#### Requirement:
The string "JSON" may appear in lines of the listing. Report each line where it does.

* * * * * * * * *

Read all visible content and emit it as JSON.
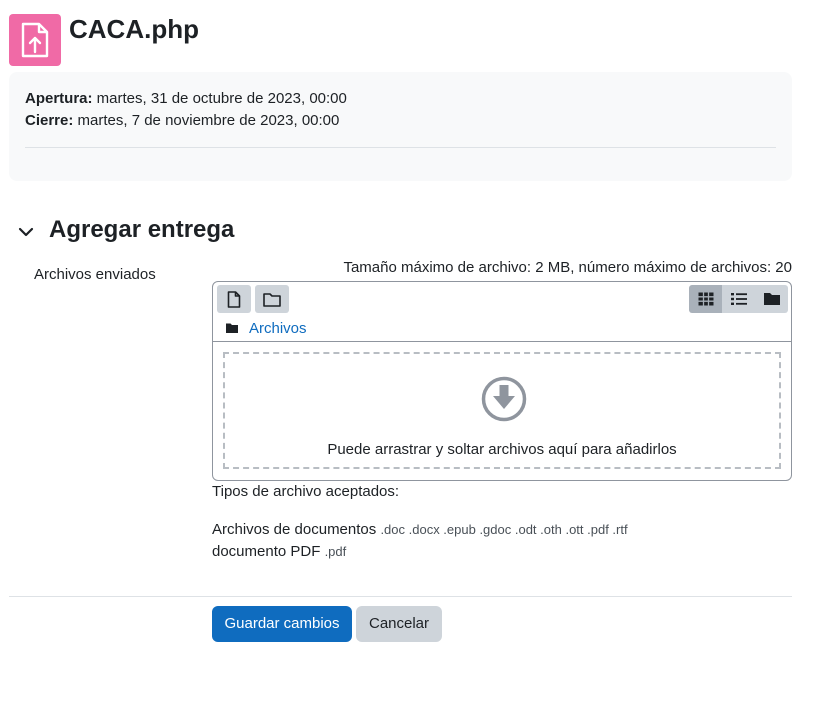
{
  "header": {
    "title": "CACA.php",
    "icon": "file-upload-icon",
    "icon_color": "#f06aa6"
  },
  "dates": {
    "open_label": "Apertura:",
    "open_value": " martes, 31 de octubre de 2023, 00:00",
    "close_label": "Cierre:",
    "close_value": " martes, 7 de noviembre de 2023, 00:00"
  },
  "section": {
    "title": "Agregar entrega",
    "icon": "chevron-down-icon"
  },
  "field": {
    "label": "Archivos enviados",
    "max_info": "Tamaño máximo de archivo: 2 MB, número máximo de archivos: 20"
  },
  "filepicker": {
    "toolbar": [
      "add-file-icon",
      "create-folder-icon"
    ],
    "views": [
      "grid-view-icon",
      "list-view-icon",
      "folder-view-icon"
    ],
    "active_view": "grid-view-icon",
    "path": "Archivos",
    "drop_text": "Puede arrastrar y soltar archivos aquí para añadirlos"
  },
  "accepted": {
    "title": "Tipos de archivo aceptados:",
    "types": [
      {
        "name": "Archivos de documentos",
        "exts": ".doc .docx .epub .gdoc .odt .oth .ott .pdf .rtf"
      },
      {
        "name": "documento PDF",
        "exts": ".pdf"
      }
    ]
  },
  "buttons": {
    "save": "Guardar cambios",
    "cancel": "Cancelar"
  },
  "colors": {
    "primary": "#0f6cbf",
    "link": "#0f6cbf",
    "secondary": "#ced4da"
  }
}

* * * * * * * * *

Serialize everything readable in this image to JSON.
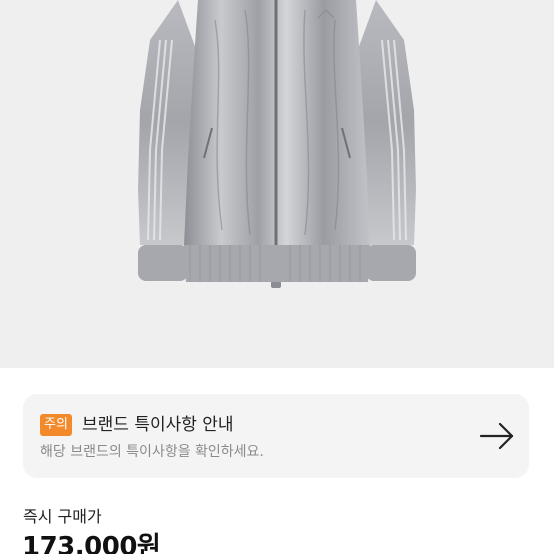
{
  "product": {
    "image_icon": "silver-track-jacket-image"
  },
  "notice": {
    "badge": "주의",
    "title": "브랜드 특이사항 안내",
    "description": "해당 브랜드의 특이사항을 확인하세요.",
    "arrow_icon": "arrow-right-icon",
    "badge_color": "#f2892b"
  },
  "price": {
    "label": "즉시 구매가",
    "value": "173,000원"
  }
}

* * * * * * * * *

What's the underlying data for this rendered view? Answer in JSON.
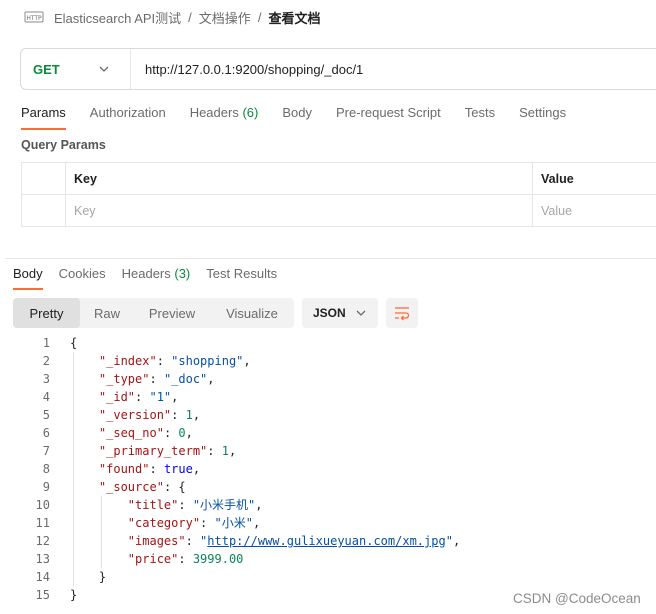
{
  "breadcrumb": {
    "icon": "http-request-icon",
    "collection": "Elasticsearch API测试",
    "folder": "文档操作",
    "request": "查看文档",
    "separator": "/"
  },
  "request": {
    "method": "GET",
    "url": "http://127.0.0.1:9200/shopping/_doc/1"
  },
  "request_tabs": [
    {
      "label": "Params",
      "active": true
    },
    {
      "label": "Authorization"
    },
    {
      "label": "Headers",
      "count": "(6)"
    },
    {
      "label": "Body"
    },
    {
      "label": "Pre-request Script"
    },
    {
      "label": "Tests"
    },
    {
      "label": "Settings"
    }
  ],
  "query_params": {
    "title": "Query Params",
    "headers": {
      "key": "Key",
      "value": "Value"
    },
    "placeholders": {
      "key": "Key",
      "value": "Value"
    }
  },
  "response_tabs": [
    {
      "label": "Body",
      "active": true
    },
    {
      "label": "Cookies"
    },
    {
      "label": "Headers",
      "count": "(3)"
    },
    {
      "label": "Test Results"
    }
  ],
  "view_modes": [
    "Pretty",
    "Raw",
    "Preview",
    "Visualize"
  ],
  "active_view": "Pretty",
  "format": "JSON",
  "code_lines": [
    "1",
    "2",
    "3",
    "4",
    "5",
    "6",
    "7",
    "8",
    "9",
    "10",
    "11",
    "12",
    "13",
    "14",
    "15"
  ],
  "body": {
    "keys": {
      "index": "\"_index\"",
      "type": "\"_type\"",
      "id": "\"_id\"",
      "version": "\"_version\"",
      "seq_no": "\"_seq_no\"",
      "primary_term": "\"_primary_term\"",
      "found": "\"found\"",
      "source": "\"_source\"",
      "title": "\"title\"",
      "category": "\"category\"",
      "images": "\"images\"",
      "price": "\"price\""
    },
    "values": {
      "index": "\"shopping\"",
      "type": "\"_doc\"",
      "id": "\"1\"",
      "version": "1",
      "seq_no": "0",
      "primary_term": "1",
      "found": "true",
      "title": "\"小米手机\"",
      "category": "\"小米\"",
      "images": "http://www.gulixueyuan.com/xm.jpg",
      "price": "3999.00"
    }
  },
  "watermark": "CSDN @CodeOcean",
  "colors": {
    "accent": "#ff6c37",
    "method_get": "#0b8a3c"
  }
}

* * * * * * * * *

#### Exercise answer:
Read all visible content and emit it as JSON.
Serialize everything readable in this image to JSON.
What's the underlying data for this rendered view? Answer in JSON.
  "format": "JSON",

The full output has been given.